Try and take a small “care package” with you to uni; you will be so thankful for it later. Anything from shower gel, to washing up liquid, to good tea bags, to your favourite mug will make the first few weeks at uni a bit cleaner and a bit more comfortable.
(If you are a friend of someone who is heading off to university, a small care package is potentially one of the best ways you could help them. Package up a few of their favourite things, and send it to them about a week in, when they are needing something from home).
Don’t be scared to go home – it doesn’t mean you’ve failed! Everyone needs to be looked after every now and then – have someone who can be on the end of the phone and take a weekend away when you need to.
Cook food in big batches and freeze portions for dinners – chilli, curries and spag bol are winners. It’s much, much cheaper than ready meals and meal deals, and it means that you will at least have some healthy food in your diet.

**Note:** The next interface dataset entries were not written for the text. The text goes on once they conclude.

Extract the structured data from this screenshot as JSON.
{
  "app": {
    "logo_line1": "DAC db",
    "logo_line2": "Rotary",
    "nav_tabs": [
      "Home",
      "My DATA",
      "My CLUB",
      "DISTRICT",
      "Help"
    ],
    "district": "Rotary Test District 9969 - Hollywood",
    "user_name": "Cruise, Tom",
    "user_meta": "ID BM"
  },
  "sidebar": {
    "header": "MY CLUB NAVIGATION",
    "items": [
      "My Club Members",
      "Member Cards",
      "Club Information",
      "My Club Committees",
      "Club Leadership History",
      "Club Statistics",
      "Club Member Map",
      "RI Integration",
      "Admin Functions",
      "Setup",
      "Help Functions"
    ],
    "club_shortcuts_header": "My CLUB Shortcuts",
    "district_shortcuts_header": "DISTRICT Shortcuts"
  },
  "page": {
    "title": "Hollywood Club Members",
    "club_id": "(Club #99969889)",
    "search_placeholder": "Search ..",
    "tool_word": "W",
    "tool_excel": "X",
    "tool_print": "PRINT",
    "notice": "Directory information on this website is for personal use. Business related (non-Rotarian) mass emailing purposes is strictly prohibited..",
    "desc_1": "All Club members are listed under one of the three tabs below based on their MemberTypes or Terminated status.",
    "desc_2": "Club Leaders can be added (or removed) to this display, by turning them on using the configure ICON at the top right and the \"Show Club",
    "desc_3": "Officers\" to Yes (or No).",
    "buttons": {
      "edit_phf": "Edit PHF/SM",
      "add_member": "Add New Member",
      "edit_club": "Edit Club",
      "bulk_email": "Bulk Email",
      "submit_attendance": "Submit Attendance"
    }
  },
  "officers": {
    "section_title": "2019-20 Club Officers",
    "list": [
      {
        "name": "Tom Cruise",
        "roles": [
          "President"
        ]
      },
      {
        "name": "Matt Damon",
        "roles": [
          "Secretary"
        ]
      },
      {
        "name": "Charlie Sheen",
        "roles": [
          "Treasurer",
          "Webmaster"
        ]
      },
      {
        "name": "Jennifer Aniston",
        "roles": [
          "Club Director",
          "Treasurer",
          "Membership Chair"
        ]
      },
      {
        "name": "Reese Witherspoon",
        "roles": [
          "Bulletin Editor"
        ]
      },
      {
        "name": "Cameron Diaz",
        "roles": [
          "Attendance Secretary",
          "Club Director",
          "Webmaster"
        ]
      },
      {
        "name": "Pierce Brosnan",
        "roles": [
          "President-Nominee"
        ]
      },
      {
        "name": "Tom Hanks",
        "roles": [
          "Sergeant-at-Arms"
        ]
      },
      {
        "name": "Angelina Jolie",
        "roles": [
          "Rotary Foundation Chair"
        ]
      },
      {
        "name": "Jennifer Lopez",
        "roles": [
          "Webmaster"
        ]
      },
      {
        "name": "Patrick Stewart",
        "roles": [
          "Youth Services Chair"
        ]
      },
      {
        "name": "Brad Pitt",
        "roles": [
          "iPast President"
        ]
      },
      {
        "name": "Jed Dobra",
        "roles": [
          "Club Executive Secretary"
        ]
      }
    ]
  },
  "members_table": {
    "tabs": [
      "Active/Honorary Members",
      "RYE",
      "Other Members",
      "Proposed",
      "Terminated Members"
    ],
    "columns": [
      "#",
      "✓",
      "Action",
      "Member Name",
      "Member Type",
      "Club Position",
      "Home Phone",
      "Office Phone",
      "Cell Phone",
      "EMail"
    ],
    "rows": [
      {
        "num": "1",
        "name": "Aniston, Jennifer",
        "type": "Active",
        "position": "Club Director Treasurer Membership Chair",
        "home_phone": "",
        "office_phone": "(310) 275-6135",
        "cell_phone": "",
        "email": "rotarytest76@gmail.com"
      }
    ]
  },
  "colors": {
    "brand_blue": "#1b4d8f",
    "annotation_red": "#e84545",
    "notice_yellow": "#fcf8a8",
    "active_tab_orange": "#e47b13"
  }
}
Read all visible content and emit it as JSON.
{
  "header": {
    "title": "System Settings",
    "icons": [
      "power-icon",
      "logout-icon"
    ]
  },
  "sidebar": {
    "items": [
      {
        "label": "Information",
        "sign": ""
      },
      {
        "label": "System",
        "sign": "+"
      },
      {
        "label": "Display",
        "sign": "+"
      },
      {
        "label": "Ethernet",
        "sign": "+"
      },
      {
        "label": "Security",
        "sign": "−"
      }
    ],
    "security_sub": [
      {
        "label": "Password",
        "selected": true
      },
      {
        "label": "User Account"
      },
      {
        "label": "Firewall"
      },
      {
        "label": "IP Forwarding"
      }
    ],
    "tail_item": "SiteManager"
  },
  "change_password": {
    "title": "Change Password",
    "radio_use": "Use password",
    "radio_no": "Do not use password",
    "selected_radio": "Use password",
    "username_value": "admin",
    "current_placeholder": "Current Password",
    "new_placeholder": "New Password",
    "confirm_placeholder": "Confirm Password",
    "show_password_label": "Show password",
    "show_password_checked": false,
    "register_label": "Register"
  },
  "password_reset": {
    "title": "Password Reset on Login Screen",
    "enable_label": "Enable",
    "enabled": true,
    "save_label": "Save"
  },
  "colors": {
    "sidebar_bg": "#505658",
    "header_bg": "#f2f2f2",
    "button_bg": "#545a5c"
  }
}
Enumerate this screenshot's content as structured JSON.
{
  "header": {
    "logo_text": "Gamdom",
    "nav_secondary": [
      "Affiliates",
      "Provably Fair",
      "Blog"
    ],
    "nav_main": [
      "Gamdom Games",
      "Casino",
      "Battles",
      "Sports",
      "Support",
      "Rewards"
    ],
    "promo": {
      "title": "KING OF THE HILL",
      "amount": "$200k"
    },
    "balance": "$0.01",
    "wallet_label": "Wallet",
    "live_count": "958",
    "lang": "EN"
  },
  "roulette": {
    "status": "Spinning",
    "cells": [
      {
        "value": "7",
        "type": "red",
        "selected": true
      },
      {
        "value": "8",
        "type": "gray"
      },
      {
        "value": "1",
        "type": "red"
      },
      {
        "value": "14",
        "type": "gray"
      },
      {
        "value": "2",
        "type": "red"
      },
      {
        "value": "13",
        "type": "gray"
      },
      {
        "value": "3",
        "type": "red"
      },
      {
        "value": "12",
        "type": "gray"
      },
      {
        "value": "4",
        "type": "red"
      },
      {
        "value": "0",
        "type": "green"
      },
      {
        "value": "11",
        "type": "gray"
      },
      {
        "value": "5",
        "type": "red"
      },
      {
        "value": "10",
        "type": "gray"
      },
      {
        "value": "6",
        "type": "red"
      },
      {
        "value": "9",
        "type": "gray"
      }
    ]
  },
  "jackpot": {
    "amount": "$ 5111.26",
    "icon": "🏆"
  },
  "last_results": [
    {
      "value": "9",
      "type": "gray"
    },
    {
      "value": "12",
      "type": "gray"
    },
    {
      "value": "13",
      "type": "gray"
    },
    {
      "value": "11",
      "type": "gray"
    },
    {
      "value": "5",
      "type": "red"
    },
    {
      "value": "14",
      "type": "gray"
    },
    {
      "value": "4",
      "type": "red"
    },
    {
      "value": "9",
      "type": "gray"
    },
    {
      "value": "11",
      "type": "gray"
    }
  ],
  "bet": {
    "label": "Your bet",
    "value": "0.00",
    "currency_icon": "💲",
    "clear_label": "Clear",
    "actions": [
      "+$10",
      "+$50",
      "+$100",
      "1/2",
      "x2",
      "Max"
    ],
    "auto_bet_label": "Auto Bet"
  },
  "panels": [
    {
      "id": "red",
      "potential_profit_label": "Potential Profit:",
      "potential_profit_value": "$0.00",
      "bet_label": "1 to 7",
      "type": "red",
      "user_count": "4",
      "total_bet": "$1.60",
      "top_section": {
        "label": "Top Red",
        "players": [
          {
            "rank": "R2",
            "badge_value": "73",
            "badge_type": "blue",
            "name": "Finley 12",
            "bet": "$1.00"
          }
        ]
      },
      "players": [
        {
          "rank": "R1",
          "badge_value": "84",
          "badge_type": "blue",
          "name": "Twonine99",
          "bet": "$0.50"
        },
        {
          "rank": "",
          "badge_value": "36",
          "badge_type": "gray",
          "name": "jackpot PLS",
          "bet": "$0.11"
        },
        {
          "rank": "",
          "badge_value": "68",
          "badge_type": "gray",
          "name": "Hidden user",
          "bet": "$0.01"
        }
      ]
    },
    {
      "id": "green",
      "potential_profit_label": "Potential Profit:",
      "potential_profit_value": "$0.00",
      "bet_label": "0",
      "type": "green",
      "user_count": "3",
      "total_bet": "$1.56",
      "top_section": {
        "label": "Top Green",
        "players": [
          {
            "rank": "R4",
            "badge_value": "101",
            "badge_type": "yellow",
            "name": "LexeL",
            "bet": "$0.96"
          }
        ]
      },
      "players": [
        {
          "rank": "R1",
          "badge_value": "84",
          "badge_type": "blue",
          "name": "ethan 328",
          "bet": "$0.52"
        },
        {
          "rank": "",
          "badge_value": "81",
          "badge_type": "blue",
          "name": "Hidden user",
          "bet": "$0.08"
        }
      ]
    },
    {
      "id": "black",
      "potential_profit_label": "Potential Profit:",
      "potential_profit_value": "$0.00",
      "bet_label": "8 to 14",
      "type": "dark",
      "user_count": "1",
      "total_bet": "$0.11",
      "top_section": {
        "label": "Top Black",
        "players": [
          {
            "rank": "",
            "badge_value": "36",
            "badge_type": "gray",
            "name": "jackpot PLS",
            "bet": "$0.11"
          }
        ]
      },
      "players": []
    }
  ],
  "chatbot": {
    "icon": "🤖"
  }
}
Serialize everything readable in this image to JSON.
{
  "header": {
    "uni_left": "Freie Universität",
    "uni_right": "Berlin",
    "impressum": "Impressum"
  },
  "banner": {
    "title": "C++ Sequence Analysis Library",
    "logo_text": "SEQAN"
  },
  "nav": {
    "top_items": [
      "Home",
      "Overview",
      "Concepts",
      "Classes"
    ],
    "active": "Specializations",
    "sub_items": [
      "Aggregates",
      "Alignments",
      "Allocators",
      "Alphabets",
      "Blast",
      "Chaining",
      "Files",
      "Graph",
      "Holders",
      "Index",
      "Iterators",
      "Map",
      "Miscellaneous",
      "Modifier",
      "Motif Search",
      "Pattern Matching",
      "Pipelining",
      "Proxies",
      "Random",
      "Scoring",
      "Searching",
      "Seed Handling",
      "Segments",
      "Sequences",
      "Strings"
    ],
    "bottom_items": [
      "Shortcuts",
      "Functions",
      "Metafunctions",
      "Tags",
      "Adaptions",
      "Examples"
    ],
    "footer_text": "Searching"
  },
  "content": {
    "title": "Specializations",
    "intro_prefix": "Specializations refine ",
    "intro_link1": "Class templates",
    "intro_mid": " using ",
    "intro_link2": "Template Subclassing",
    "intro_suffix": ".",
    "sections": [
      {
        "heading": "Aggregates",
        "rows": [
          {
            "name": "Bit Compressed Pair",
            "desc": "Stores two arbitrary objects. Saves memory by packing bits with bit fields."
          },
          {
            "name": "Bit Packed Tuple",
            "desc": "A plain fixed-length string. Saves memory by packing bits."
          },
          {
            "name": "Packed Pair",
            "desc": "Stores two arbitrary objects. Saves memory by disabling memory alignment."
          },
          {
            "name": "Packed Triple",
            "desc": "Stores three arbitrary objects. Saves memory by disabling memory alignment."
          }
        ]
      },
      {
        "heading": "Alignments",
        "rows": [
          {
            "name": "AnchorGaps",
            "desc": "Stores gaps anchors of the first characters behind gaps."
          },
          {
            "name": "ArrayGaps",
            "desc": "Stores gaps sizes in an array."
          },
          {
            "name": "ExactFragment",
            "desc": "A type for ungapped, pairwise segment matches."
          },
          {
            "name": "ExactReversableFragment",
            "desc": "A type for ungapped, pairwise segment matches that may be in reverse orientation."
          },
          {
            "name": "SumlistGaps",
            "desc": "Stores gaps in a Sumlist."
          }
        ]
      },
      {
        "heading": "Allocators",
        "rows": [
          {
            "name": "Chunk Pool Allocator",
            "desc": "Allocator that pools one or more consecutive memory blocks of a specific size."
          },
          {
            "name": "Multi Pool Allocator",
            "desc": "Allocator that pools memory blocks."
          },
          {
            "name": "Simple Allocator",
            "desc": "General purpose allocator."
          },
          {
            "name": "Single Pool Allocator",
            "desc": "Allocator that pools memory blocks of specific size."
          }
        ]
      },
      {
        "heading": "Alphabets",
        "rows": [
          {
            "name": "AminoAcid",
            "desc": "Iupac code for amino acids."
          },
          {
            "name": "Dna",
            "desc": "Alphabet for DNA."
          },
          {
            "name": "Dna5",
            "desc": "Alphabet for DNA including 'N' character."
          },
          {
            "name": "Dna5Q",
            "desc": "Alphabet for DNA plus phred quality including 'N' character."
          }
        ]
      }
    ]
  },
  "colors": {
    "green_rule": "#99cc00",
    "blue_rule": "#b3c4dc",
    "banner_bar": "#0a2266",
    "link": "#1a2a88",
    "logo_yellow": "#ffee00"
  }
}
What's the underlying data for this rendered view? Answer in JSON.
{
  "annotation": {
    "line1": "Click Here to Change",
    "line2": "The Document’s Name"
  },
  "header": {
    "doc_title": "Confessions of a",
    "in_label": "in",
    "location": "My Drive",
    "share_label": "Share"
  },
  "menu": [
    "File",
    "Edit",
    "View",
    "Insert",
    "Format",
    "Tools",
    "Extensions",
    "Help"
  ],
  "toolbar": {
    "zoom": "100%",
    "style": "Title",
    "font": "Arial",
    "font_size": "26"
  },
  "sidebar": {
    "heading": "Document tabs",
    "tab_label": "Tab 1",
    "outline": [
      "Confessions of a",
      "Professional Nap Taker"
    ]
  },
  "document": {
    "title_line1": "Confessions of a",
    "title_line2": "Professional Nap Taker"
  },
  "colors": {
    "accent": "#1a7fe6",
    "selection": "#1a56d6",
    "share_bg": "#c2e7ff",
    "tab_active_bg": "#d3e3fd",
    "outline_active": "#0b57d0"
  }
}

Shockingly, your mental health and capacity will be much better if you are drinking lots of water, eating good food, getting fresh air and exercising, even a little bit. Keep an eye on the people around you, and spend time with people who will make sure that you’re OK, too.
Talk to someone as soon as possible if things feel overwhelming: university can feel like a big place, but you are not invisible and it is totally acceptable to ask for support. There should be a student welfare worker, or a student-led advice station at the SU who can signpost you to all kinds of useful services.
Work out how you recharge- this might be on your own or with people. There’s no point trying to recharge with people if that just tires you out; and it is OK that some people tire you out while others help you recharge. This means you’ll be able to rest well.
Church, and family
Plug into a church! It doesn’t necessarily need to be the same one that everyone else is going to: one of our friends had a great experience at a family-orientated church – “I joined a church that was not the main student filled church which meant I did things outside of the student “bubble”. A lady at my church took me under her wing and had me over for meals and family time all the time and that was the best thing that could have happened. I got stuck into the church family too and it really felt like home. It also meant I had a place to talk to people about stress and issues that were outside of things (I just wish I’d talked openly sooner than I did!)”
Don’t be scared of being you and finding your identity – university is the best time of your life, and it’s a time when you will do a lot of growing up! Use your friends, old or new, as a moral compass and safety.
For me, finding families to slot into and join in life with was super great. Another friend had similar experiences: “I found it so helpful to get outside the student bubble when I could. I used to do the ironing for a family from church and they would feed me a meal in return. It meant I got some time in a normal family setting and that felt so healthy compared to halls of residence and student houses.”
Workload and Studying
Keep a diary or calendar and block out time to do reading and assignments, so that it feels like an appointment rather than optional. Getting work done little by little, rather than cramming it at the last minute will help keep your stress levels down so much – you can tell me that I’m right later!
One friend shared this: “Don’t leave things until the last minute… pulling all-nighters on strong coffee is not an ideal situation so find what works for you in terms of timetabling your workload! Talk to tutors early if you are struggling and there is no shame in talking to talk to student support services about things that are overwhelming you… don’t just bottle it all up like I did. When I did get help they were really helpful but I had left it too late… so don’t do that!
Above all, remember this; write it on a post-it note, for those moments when things get a bit too stressful: I Am Who You Say I Am. Your worth is not found in how well you do at university; you are a child of God, and you are so loved, just because you are you. Have fun with Him!